Start of Extracted data

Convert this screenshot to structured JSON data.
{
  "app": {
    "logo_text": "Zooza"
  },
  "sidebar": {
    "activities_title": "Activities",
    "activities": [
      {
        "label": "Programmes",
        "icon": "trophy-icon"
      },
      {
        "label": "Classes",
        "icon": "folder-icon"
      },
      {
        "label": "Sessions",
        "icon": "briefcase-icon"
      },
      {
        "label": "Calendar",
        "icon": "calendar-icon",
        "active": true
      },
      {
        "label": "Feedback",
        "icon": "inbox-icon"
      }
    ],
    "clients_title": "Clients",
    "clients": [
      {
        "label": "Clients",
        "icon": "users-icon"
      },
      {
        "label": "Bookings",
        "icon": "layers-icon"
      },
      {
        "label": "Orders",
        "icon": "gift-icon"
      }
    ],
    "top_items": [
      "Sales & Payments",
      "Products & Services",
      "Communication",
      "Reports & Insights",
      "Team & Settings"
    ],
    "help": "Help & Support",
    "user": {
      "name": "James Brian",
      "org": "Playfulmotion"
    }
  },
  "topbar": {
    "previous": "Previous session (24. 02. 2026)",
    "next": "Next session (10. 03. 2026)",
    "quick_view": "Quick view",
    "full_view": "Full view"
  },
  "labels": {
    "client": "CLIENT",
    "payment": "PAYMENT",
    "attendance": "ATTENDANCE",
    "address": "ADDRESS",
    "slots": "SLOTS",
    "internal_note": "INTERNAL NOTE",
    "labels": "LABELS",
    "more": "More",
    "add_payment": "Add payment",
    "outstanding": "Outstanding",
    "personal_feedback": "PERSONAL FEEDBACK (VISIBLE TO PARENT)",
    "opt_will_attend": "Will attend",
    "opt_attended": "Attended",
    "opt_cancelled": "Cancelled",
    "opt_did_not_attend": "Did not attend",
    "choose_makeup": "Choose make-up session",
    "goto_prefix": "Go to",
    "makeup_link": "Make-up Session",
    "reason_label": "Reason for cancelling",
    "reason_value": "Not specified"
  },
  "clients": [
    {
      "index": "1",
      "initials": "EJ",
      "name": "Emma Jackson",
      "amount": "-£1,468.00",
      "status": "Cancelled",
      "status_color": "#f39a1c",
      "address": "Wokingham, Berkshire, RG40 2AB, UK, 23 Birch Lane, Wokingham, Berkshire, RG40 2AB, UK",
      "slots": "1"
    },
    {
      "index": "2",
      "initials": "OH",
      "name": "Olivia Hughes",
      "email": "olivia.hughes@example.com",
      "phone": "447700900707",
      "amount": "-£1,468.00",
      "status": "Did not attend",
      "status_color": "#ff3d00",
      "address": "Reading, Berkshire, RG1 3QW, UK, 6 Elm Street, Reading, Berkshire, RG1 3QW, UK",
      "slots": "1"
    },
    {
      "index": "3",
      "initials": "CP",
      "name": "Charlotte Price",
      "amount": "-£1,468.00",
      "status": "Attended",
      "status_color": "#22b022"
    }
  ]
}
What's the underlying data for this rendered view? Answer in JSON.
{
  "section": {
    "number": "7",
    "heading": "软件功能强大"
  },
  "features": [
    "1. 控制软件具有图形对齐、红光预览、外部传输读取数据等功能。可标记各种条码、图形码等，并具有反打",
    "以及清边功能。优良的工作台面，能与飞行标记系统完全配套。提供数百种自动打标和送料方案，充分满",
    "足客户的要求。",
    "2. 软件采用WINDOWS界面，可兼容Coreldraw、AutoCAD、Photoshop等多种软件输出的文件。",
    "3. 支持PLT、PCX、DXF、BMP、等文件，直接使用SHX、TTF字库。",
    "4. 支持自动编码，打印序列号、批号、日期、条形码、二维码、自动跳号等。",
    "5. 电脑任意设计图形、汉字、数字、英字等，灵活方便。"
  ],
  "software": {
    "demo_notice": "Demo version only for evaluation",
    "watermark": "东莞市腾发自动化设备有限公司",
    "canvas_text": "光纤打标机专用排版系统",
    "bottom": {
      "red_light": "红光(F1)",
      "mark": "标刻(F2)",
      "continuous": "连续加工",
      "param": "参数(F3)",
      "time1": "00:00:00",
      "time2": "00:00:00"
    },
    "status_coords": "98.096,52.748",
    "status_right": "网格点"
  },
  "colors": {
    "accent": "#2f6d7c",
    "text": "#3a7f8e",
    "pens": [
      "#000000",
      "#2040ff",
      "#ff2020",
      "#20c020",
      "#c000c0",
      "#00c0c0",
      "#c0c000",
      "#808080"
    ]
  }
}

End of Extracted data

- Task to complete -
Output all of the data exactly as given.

- Your solution -
Convert this screenshot to structured JSON data.
{
  "app": {
    "logo_text": "Zooza"
  },
  "sidebar": {
    "activities_title": "Activities",
    "activities": [
      {
        "label": "Programmes",
        "icon": "trophy-icon"
      },
      {
        "label": "Classes",
        "icon": "folder-icon"
      },
      {
        "label": "Sessions",
        "icon": "briefcase-icon"
      },
      {
        "label": "Calendar",
        "icon": "calendar-icon",
        "active": true
      },
      {
        "label": "Feedback",
        "icon": "inbox-icon"
      }
    ],
    "clients_title": "Clients",
    "clients": [
      {
        "label": "Clients",
        "icon": "users-icon"
      },
      {
        "label": "Bookings",
        "icon": "layers-icon"
      },
      {
        "label": "Orders",
        "icon": "gift-icon"
      }
    ],
    "top_items": [
      "Sales & Payments",
      "Products & Services",
      "Communication",
      "Reports & Insights",
      "Team & Settings"
    ],
    "help": "Help & Support",
    "user": {
      "name": "James Brian",
      "org": "Playfulmotion"
    }
  },
  "topbar": {
    "previous": "Previous session (24. 02. 2026)",
    "next": "Next session (10. 03. 2026)",
    "quick_view": "Quick view",
    "full_view": "Full view"
  },
  "labels": {
    "client": "CLIENT",
    "payment": "PAYMENT",
    "attendance": "ATTENDANCE",
    "address": "ADDRESS",
    "slots": "SLOTS",
    "internal_note": "INTERNAL NOTE",
    "labels": "LABELS",
    "more": "More",
    "add_payment": "Add payment",
    "outstanding": "Outstanding",
    "personal_feedback": "PERSONAL FEEDBACK (VISIBLE TO PARENT)",
    "opt_will_attend": "Will attend",
    "opt_attended": "Attended",
    "opt_cancelled": "Cancelled",
    "opt_did_not_attend": "Did not attend",
    "choose_makeup": "Choose make-up session",
    "goto_prefix": "Go to",
    "makeup_link": "Make-up Session",
    "reason_label": "Reason for cancelling",
    "reason_value": "Not specified"
  },
  "clients": [
    {
      "index": "1",
      "initials": "EJ",
      "name": "Emma Jackson",
      "amount": "-£1,468.00",
      "status": "Cancelled",
      "status_color": "#f39a1c",
      "address": "Wokingham, Berkshire, RG40 2AB, UK, 23 Birch Lane, Wokingham, Berkshire, RG40 2AB, UK",
      "slots": "1"
    },
    {
      "index": "2",
      "initials": "OH",
      "name": "Olivia Hughes",
      "email": "olivia.hughes@example.com",
      "phone": "447700900707",
      "amount": "-£1,468.00",
      "status": "Did not attend",
      "status_color": "#ff3d00",
      "address": "Reading, Berkshire, RG1 3QW, UK, 6 Elm Street, Reading, Berkshire, RG1 3QW, UK",
      "slots": "1"
    },
    {
      "index": "3",
      "initials": "CP",
      "name": "Charlotte Price",
      "amount": "-£1,468.00",
      "status": "Attended",
      "status_color": "#22b022"
    }
  ]
}
What's the underlying data for this rendered view? Answer in JSON.
{
  "section": {
    "number": "7",
    "heading": "软件功能强大"
  },
  "features": [
    "1. 控制软件具有图形对齐、红光预览、外部传输读取数据等功能。可标记各种条码、图形码等，并具有反打",
    "以及清边功能。优良的工作台面，能与飞行标记系统完全配套。提供数百种自动打标和送料方案，充分满",
    "足客户的要求。",
    "2. 软件采用WINDOWS界面，可兼容Coreldraw、AutoCAD、Photoshop等多种软件输出的文件。",
    "3. 支持PLT、PCX、DXF、BMP、等文件，直接使用SHX、TTF字库。",
    "4. 支持自动编码，打印序列号、批号、日期、条形码、二维码、自动跳号等。",
    "5. 电脑任意设计图形、汉字、数字、英字等，灵活方便。"
  ],
  "software": {
    "demo_notice": "Demo version only for evaluation",
    "watermark": "东莞市腾发自动化设备有限公司",
    "canvas_text": "光纤打标机专用排版系统",
    "bottom": {
      "red_light": "红光(F1)",
      "mark": "标刻(F2)",
      "continuous": "连续加工",
      "param": "参数(F3)",
      "time1": "00:00:00",
      "time2": "00:00:00"
    },
    "status_coords": "98.096,52.748",
    "status_right": "网格点"
  },
  "colors": {
    "accent": "#2f6d7c",
    "text": "#3a7f8e",
    "pens": [
      "#000000",
      "#2040ff",
      "#ff2020",
      "#20c020",
      "#c000c0",
      "#00c0c0",
      "#c0c000",
      "#808080"
    ]
  }
}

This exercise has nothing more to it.